Top of Records provided

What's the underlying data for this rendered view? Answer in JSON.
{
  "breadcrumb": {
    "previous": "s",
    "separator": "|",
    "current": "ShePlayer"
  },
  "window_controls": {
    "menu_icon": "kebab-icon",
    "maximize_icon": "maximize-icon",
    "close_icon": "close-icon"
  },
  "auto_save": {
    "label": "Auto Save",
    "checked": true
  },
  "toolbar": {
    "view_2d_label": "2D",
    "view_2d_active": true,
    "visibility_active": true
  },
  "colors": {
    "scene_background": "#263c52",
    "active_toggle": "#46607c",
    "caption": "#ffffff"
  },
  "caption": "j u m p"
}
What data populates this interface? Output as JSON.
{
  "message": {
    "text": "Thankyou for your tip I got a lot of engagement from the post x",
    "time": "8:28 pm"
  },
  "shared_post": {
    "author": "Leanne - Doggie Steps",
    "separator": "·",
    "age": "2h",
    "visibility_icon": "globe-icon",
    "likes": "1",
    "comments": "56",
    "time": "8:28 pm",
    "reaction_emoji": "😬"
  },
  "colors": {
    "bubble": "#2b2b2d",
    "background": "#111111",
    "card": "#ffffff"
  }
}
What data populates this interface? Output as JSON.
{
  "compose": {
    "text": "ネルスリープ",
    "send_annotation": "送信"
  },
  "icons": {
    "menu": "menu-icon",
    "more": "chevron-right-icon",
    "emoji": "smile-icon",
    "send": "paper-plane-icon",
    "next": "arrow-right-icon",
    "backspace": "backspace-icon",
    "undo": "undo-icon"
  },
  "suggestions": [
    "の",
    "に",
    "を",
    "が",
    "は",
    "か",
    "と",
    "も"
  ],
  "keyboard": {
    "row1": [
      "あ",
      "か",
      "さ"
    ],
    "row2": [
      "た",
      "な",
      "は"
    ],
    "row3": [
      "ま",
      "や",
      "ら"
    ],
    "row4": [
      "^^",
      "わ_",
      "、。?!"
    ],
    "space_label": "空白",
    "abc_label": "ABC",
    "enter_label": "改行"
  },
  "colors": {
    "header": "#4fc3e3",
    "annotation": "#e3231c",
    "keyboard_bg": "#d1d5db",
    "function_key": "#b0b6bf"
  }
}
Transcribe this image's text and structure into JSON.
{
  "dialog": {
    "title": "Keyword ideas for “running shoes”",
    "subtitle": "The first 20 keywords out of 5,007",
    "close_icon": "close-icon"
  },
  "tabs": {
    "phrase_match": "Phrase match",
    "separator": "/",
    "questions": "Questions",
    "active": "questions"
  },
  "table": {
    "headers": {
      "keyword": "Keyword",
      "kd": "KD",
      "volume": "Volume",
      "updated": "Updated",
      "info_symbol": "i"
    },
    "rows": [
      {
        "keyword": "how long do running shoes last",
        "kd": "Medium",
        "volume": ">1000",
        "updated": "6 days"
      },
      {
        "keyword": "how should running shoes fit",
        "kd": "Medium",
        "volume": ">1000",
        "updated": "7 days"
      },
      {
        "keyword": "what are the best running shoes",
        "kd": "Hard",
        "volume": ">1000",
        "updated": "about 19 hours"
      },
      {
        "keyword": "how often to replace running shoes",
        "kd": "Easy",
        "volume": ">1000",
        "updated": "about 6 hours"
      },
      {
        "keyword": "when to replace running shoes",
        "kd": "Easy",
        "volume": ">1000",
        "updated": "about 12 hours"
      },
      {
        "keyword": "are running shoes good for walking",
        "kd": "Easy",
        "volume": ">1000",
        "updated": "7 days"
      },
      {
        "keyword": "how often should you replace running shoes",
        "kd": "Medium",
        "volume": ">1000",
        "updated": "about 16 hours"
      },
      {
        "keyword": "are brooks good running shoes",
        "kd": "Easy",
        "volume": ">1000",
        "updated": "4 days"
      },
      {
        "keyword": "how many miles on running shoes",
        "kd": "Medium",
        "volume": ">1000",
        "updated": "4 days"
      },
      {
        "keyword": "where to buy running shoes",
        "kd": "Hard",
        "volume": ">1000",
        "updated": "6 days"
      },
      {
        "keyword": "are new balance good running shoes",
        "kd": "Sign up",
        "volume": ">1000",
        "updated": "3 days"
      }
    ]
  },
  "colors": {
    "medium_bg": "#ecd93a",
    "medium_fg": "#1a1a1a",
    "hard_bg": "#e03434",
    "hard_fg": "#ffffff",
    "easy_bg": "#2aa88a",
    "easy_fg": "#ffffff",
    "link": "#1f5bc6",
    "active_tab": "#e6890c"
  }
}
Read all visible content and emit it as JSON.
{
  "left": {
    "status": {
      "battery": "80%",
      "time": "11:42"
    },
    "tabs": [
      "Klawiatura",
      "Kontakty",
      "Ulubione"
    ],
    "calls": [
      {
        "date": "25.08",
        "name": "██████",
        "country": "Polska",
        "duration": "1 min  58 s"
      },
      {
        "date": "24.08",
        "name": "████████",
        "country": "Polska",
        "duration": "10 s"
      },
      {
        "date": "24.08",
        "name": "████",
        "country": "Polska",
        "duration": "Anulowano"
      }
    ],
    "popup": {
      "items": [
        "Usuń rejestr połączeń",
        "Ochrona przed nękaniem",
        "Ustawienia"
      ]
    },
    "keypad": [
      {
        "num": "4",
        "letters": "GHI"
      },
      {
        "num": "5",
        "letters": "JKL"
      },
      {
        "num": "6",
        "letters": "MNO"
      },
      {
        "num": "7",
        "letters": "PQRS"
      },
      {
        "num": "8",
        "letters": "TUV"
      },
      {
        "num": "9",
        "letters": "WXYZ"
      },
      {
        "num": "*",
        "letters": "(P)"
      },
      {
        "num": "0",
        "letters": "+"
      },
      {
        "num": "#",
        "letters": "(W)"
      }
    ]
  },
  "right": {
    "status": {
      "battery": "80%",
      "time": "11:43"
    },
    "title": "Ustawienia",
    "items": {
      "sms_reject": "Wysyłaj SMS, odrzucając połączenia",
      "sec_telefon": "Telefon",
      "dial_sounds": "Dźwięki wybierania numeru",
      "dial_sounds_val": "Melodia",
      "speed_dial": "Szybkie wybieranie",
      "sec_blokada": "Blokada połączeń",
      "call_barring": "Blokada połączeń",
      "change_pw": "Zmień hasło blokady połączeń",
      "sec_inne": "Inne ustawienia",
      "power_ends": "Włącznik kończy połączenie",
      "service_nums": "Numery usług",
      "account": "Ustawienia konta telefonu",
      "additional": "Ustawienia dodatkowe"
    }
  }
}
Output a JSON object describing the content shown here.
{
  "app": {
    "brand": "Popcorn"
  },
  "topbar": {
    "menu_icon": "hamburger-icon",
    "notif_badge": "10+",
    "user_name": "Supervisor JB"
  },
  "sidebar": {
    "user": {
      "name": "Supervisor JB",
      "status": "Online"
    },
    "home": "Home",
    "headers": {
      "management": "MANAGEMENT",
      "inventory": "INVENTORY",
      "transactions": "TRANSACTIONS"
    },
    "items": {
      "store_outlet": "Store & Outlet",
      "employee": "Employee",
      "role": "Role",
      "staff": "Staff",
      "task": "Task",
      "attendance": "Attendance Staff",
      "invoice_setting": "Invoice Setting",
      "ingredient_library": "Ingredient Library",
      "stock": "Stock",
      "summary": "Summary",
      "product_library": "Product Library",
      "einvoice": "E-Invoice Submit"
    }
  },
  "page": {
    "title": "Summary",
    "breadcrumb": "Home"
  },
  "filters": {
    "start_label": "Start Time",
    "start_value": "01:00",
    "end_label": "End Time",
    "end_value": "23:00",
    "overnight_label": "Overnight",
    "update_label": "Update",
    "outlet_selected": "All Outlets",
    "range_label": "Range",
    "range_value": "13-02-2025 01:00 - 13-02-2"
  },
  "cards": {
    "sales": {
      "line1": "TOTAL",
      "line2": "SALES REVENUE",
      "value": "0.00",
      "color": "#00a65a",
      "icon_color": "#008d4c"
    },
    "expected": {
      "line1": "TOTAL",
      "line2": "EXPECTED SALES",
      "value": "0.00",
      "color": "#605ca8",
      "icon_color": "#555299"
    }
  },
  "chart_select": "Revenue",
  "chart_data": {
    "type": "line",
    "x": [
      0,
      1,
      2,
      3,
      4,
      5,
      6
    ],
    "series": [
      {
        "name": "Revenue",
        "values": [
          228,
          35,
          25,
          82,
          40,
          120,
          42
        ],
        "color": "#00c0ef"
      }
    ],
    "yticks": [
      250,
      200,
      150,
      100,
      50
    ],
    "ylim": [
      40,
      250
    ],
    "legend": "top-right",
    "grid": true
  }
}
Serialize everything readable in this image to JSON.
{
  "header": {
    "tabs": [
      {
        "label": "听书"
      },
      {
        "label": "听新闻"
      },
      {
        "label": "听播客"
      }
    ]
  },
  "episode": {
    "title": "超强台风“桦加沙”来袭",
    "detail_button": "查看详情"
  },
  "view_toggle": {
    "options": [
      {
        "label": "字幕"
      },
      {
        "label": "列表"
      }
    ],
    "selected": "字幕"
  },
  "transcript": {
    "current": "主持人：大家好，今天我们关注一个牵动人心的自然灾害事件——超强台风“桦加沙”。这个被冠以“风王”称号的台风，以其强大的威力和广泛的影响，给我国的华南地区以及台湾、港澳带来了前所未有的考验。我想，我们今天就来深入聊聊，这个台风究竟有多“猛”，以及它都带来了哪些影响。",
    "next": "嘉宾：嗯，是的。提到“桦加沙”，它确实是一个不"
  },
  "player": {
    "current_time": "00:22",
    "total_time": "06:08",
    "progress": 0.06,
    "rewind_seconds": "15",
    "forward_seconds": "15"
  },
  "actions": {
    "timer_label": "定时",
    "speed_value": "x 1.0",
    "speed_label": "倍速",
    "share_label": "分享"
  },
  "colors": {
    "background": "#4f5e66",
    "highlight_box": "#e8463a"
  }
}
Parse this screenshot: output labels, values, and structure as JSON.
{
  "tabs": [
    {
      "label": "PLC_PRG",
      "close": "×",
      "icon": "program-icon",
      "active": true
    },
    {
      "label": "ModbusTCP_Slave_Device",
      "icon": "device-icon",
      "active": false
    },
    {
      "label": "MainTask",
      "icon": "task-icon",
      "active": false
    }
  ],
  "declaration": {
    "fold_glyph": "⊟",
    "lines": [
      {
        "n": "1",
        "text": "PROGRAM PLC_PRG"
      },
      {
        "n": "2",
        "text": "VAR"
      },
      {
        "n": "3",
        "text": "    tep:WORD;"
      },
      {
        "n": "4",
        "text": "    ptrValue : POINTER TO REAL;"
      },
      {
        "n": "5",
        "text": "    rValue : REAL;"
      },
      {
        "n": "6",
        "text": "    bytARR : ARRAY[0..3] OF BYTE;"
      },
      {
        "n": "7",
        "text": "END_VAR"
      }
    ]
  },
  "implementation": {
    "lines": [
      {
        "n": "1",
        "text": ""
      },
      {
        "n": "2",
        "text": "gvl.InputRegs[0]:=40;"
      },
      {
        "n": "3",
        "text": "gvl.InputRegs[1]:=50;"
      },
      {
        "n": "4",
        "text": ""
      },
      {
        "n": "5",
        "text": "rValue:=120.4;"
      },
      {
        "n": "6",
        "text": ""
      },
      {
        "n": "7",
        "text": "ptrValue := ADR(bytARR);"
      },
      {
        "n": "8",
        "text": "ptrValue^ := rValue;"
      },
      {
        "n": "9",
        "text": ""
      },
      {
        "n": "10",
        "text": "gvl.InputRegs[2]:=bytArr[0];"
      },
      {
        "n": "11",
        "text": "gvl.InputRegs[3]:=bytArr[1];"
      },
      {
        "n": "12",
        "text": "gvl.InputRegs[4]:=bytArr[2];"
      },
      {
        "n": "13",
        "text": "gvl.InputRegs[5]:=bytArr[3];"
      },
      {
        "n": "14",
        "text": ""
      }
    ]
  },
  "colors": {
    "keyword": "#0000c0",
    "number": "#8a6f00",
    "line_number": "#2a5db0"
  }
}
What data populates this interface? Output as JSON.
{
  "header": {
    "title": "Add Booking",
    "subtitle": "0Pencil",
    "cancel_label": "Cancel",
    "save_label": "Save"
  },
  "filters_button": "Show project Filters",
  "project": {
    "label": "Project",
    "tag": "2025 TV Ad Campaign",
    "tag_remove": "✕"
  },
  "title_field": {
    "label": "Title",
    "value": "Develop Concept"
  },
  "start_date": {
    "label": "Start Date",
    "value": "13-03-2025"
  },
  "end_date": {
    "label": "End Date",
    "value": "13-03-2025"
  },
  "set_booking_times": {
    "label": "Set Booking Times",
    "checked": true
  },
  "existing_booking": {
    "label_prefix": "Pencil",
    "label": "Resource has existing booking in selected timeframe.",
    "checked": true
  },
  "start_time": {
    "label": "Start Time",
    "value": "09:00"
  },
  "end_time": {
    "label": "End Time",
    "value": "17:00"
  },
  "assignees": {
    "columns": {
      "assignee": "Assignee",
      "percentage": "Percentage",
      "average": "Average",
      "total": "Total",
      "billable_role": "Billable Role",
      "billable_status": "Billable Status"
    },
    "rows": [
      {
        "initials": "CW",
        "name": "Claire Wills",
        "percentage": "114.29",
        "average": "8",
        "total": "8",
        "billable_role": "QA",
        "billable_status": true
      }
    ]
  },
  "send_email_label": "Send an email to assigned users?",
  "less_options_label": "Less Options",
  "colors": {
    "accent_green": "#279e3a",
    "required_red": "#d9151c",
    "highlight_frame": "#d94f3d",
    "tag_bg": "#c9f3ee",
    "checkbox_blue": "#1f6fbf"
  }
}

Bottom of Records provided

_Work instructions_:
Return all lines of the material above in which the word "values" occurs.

_Task output_:
        "values": [
Parse this screenshot: output labels, values, and structure as JSON.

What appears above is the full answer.